*** Provided data ***
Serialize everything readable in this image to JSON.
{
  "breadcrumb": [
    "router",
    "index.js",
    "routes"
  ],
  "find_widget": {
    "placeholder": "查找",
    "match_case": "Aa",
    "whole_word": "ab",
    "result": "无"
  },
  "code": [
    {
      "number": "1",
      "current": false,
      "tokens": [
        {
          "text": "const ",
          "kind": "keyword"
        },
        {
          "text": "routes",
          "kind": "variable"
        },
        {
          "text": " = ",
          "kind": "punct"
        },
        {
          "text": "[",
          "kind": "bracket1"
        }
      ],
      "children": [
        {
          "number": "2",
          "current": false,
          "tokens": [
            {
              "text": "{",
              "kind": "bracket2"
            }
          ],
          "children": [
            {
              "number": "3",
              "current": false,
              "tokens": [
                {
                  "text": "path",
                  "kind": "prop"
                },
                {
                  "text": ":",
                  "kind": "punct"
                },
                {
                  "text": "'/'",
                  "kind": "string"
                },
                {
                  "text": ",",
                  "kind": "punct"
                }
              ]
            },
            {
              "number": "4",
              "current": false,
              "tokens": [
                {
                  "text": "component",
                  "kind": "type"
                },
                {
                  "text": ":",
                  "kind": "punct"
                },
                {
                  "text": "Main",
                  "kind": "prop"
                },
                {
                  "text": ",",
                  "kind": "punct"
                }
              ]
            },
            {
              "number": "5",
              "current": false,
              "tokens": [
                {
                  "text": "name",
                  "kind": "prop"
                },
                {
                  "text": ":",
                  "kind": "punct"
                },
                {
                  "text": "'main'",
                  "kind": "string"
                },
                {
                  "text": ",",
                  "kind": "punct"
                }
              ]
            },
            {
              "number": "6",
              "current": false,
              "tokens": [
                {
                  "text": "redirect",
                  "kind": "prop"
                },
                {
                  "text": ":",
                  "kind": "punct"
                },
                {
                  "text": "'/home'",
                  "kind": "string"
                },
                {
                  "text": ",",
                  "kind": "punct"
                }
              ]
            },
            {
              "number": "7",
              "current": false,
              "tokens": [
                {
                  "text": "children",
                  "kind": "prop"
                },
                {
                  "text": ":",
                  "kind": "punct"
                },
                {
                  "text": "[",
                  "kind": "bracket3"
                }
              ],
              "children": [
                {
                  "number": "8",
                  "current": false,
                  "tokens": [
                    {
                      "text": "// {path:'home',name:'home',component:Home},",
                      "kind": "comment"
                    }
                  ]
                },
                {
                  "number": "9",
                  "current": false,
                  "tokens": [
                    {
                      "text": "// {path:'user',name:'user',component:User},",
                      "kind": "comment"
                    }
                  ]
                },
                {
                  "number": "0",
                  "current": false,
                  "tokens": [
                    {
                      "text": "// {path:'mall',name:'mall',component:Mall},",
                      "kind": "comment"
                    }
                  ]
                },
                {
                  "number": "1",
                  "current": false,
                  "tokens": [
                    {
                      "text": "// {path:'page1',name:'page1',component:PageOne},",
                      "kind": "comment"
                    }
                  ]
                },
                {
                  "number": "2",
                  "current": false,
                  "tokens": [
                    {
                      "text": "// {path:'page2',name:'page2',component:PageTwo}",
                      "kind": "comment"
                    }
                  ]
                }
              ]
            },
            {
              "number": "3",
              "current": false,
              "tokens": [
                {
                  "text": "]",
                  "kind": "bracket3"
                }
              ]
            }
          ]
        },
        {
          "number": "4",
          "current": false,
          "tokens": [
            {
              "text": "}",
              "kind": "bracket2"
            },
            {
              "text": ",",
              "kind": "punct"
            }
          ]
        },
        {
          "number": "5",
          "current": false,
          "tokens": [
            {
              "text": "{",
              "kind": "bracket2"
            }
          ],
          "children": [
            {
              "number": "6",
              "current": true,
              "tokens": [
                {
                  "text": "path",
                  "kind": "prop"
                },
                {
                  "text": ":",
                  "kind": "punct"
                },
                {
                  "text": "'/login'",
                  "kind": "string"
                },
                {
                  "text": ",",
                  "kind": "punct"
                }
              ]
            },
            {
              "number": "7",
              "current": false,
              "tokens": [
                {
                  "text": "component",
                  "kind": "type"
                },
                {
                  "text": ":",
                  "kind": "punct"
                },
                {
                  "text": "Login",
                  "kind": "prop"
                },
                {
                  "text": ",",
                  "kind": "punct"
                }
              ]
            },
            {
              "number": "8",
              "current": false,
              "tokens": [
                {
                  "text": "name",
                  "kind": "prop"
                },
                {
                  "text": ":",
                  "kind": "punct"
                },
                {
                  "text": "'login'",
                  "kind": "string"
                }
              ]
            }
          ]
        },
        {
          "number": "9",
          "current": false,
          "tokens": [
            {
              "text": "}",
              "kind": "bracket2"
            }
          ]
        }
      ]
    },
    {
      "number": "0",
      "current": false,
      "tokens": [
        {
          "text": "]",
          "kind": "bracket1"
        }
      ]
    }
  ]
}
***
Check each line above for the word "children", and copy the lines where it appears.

      "children": [
          "children": [
                  "text": "children",
              "children": [
          "children": [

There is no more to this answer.